Horse and Rider is an excellent magazine to explore when in the planning stages for your barn. Some articles chronicle the building of new barns using a combination of both 'pre-engineered' and custom, home or specialty-built components. The article, 'First Barn' describes one such structure: “The barn is actually a modular building with custom features, such as the porch and combination tack/feed room. Because the modules come in standard sizes, others can be added later if additional features, such as more stalls, a washroom, or an office, are wanted.”3 Ease of expansion is another major sell point for pre-engineered barns, as one saves the expenses of having to move their horses out during renovations.
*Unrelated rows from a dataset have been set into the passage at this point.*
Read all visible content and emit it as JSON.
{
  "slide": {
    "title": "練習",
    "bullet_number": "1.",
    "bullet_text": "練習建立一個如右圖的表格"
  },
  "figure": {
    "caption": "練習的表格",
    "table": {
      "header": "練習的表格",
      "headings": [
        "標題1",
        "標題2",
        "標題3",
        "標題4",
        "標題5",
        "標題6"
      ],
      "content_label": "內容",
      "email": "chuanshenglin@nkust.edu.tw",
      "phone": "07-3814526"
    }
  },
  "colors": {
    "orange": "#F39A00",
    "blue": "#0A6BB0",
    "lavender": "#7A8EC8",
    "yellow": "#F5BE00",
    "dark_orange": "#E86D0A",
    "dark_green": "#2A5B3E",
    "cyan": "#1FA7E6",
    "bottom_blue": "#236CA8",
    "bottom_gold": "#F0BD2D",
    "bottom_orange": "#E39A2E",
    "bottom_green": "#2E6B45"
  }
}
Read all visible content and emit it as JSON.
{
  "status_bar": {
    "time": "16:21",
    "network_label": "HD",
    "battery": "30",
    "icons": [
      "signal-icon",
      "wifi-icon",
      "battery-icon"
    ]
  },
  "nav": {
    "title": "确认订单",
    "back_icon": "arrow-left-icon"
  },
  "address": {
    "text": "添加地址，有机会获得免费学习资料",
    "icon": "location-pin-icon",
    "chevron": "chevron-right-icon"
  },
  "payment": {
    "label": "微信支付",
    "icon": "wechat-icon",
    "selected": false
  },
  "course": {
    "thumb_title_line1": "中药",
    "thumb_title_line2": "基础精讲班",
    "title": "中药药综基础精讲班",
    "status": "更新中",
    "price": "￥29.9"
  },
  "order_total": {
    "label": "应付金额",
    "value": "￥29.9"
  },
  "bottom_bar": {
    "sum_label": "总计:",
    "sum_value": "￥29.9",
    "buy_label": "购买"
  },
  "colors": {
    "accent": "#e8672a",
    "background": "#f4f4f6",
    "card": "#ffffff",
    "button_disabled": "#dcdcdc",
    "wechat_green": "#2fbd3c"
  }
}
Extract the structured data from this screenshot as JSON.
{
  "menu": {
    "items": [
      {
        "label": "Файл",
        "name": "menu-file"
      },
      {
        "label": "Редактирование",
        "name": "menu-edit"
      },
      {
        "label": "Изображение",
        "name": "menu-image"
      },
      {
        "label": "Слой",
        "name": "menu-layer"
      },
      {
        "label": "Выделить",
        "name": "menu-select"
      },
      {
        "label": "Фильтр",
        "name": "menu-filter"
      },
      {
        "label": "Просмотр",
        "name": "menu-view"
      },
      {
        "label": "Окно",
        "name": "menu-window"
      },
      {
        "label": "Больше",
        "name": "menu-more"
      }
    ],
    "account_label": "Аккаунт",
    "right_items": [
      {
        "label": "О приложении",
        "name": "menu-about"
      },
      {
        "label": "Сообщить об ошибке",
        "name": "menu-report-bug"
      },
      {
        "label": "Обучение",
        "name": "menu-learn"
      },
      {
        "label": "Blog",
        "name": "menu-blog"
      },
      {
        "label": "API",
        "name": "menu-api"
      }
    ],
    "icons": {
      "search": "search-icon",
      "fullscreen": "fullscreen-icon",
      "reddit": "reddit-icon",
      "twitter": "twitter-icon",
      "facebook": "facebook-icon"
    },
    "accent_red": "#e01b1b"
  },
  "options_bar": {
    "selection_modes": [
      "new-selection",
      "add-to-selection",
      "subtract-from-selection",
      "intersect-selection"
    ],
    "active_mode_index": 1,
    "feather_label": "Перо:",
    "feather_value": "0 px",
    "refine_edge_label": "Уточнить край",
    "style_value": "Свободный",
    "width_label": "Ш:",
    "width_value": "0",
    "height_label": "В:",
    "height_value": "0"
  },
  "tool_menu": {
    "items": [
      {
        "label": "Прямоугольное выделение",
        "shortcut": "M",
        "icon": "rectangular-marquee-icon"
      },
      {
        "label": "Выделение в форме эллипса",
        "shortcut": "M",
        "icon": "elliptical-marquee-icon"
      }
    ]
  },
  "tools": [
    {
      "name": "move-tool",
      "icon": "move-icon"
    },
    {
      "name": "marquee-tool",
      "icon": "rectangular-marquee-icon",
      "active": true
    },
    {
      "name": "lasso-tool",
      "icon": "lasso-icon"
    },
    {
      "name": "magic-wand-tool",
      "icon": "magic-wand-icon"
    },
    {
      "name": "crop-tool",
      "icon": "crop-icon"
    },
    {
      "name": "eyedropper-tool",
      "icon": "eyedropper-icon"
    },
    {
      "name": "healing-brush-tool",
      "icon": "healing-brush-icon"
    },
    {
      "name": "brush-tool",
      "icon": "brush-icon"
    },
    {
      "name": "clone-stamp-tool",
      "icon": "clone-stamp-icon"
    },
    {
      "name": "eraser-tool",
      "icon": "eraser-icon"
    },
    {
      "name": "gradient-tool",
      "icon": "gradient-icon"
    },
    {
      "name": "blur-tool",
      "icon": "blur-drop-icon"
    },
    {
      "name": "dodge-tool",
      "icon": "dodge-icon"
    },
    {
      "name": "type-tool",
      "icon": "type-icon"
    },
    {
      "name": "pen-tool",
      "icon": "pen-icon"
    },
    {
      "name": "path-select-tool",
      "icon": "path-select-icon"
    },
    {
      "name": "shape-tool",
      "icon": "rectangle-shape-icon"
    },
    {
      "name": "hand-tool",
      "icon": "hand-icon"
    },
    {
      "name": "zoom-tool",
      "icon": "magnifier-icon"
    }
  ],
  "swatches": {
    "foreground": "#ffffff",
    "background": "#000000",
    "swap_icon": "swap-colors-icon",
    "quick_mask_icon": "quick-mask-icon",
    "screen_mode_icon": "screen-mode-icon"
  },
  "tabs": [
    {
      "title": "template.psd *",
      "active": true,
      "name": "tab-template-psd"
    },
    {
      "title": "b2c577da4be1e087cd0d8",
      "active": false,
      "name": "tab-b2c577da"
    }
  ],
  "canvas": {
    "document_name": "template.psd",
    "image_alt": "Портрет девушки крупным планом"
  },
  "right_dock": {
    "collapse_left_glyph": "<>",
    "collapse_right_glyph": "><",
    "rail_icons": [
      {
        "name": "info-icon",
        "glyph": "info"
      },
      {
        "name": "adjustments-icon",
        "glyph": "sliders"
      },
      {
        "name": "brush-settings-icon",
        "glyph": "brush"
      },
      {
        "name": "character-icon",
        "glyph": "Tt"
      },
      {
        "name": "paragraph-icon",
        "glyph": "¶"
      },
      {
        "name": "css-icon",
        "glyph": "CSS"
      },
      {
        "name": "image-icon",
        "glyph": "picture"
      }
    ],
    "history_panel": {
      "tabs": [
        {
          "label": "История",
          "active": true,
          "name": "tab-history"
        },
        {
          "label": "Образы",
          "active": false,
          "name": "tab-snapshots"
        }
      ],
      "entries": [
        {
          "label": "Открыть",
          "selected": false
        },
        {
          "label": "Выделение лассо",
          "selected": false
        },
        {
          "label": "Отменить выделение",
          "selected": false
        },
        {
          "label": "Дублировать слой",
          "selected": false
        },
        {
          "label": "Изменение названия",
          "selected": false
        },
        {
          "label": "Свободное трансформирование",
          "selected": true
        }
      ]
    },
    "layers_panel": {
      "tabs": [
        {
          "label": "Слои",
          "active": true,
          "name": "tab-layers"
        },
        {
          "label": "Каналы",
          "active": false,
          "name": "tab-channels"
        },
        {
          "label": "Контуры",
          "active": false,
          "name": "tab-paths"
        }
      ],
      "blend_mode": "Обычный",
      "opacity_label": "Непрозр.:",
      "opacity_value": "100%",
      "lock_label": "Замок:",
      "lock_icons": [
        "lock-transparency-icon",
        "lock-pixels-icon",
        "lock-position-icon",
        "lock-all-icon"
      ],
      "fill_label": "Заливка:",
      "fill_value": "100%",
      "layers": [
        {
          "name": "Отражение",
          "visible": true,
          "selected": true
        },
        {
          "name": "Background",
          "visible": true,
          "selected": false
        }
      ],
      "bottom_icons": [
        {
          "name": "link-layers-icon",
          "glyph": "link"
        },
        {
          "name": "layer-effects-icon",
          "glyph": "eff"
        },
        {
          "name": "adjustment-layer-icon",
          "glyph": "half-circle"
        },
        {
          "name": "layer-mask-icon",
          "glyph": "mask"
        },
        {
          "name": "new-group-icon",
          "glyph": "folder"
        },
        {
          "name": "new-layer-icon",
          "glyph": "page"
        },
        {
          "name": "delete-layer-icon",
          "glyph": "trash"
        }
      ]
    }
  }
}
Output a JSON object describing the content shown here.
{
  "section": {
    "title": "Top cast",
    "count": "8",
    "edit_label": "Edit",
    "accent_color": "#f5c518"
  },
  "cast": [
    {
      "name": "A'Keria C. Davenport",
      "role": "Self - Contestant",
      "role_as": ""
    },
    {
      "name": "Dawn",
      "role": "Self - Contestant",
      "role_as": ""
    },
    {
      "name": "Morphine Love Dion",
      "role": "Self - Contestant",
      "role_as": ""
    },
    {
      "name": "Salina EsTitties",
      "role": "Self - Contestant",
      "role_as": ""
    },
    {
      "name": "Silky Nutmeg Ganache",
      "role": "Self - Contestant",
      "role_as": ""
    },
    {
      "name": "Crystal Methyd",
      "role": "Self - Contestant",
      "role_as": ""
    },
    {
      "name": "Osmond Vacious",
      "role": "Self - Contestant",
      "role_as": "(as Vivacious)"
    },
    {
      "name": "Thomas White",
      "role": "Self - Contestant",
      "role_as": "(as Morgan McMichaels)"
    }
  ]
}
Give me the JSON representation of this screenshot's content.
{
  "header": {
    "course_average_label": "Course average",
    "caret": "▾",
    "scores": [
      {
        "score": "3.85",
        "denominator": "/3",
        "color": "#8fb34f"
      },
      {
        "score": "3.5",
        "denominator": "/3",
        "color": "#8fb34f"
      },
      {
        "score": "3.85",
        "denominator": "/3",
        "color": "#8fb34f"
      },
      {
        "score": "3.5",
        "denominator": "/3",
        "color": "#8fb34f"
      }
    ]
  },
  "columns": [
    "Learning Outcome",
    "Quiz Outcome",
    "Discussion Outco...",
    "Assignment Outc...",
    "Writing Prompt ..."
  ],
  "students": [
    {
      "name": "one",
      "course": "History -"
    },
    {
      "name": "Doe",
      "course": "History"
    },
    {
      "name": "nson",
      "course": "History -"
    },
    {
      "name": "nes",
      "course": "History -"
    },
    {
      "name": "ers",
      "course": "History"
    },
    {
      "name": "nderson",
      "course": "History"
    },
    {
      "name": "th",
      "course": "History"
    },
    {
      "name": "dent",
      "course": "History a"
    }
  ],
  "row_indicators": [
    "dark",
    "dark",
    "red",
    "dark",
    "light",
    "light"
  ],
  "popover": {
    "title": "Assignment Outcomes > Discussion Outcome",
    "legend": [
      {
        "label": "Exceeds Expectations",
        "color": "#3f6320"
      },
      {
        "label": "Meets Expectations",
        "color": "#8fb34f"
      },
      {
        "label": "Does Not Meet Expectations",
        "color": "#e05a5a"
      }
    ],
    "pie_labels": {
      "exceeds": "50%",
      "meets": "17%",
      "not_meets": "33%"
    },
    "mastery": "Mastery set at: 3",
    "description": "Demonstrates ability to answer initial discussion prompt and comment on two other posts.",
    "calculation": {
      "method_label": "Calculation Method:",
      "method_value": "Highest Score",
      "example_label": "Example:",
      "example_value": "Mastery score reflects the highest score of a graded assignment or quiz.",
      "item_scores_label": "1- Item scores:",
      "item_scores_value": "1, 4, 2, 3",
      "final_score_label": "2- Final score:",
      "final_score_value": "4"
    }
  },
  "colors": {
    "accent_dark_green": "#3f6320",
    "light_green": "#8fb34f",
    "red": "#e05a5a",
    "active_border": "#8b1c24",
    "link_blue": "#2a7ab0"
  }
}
Be sure to let your manufacturer know as early as possible if you are going to want to expand later. For more useful planning information, be sure to check out our sample floor plans and our feature on horse barn design.

Pre-engineered steel barns cost less, erect faster, are warrantied to last longer, and place the safety of your horses first. They are more flexible and less costly to expand. And they are highly customizable, so after you give the designer a basic idea of the size and scope of the project, you can get down to artfully creating a beautiful, healthy, safe, and happy environment that you and your horses will enjoy for many years to come!

Steel's Strength & Flexibility is Safer for Your Animals

Horse owners know that kicks can result in animal injury. When a horse kicks through wood, there is the potential for serious splinters. When animals kick a wall of brick or masonry they can break a leg. Steel panels, however, are strong enough not to break; and flexible enough to provide some give, rather than causing a break. Animals also cannot chew through steel; therefore providing a safer environment with less maintenance.

Additional Resources About Equestrian Buildings





  1. These quotations are taken from Cindy Hale's article, titled: 'Modular Barns – Make the Most out of Modular, Pre-engineered Barns,' written for
    Cindy Hale has written four books and numerous horse-related articles for several magazines.  She is a recipient of the USEF Pegasus Award for writing, for work with Horse Illustrated.  Her public bio on HorseChannel can be viewed at:  Cindy also has eBlogger page at:  Her books are available at Amazon, Abebooks, and bookstores worldwide.
  2. Taken from a Canadian Federation of Human Societies barn fire safety fact sheet, available at:
  3. Taken from the article titled, 'First Barn,' written by Rebecca Overton, for Horse and Ridermagazine:
    Vol. 45 (2006) Issue 12 (Dec)